WHAT TO PRODUCE:
Every line of the material that includes the word "value" is to be shown.
Top of RECORDS FOR THE TASK
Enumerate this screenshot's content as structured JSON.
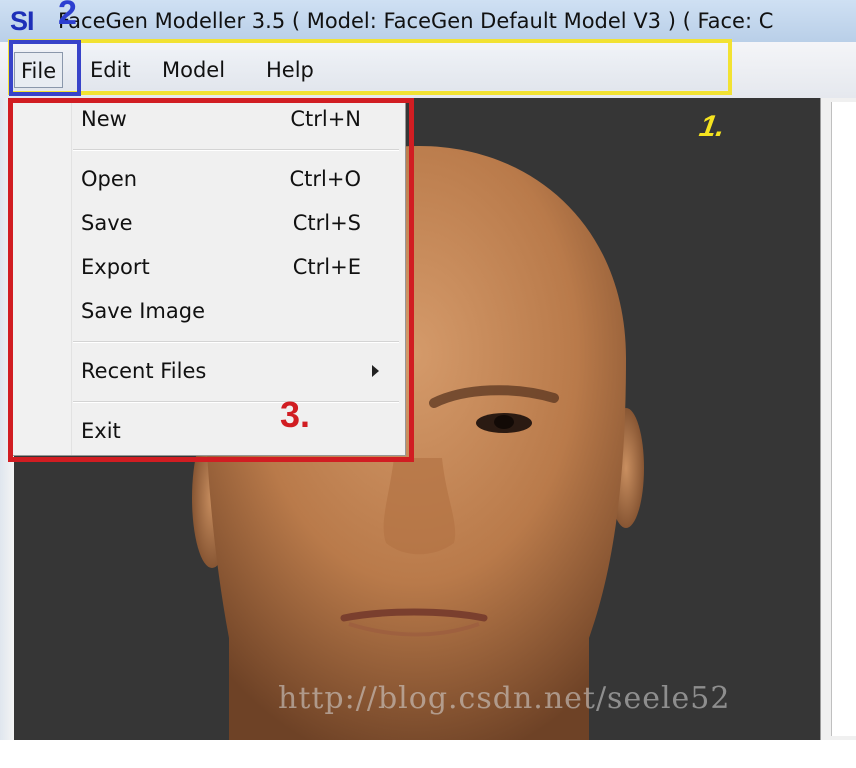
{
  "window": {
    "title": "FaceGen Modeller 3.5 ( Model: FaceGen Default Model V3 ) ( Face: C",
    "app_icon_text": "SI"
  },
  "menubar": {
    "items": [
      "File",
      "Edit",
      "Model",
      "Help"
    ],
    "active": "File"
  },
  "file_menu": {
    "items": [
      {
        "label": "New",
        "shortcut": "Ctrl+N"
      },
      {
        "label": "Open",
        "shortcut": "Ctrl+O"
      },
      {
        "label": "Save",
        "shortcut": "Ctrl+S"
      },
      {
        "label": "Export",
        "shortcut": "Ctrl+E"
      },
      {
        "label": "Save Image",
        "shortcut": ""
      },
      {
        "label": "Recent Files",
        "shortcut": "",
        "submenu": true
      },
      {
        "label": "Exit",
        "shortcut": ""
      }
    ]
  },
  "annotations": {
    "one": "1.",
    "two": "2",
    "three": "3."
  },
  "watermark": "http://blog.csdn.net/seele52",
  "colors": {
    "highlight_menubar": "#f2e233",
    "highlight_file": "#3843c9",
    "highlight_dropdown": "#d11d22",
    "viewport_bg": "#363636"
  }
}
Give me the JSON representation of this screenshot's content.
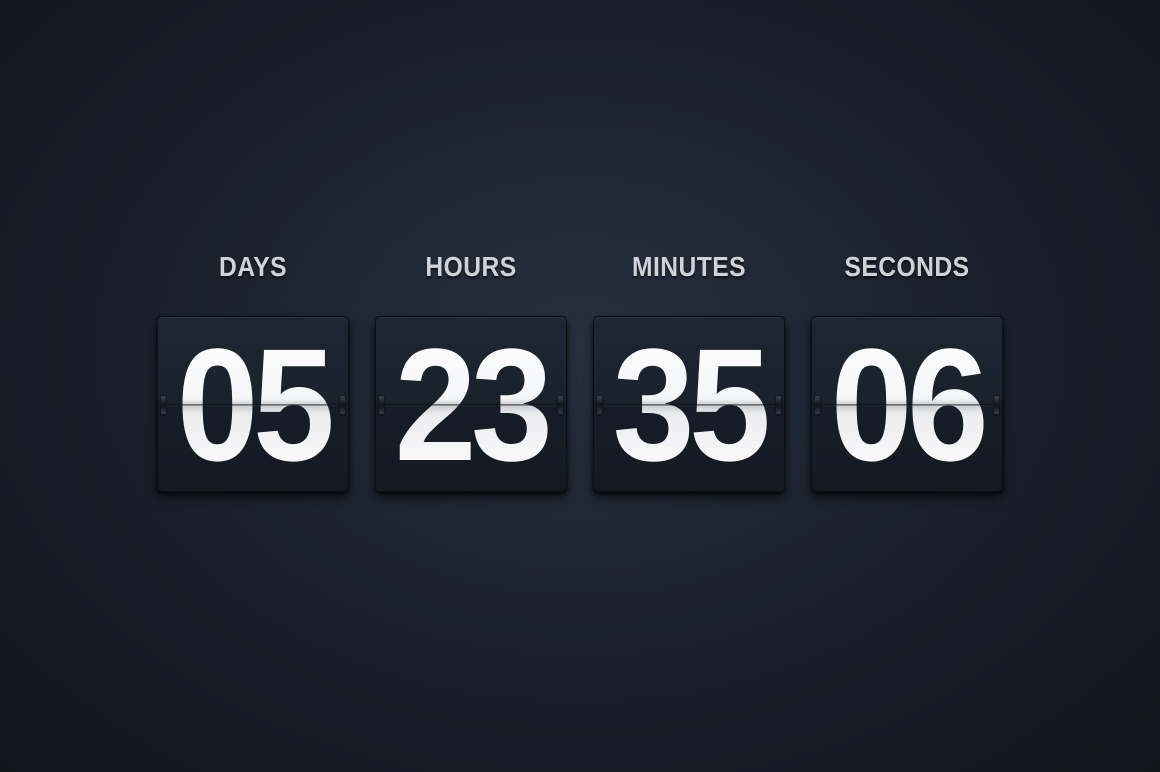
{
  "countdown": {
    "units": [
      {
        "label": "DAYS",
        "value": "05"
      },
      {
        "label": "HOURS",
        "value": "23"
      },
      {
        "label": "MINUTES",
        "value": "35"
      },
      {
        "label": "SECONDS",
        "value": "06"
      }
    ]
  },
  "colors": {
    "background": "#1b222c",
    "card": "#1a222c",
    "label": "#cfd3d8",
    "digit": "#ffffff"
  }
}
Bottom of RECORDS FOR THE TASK
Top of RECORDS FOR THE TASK
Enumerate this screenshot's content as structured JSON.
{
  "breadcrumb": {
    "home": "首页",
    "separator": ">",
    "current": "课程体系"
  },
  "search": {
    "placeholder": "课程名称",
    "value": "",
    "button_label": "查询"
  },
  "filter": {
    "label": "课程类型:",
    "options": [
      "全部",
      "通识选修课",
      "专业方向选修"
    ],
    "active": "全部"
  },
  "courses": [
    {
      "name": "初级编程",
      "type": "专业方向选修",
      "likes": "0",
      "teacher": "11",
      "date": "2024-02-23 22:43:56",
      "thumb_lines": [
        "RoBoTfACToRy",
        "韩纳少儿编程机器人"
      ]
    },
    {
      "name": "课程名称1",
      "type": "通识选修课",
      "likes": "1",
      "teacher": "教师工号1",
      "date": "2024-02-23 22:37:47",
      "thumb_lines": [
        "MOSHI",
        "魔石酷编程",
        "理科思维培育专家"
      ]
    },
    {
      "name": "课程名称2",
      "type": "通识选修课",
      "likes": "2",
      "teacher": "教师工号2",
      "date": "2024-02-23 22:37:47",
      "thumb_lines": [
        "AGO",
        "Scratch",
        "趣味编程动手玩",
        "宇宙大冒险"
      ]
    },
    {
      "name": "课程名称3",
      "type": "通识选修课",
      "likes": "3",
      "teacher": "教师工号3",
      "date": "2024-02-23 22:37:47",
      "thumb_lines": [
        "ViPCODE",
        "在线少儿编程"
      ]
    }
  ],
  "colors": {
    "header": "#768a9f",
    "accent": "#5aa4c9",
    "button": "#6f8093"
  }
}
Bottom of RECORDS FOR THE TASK
ANSWER FOR THE TASK:
        "value": "05"
        "value": "23"
        "value": "35"
        "value": "06"
    "value": "",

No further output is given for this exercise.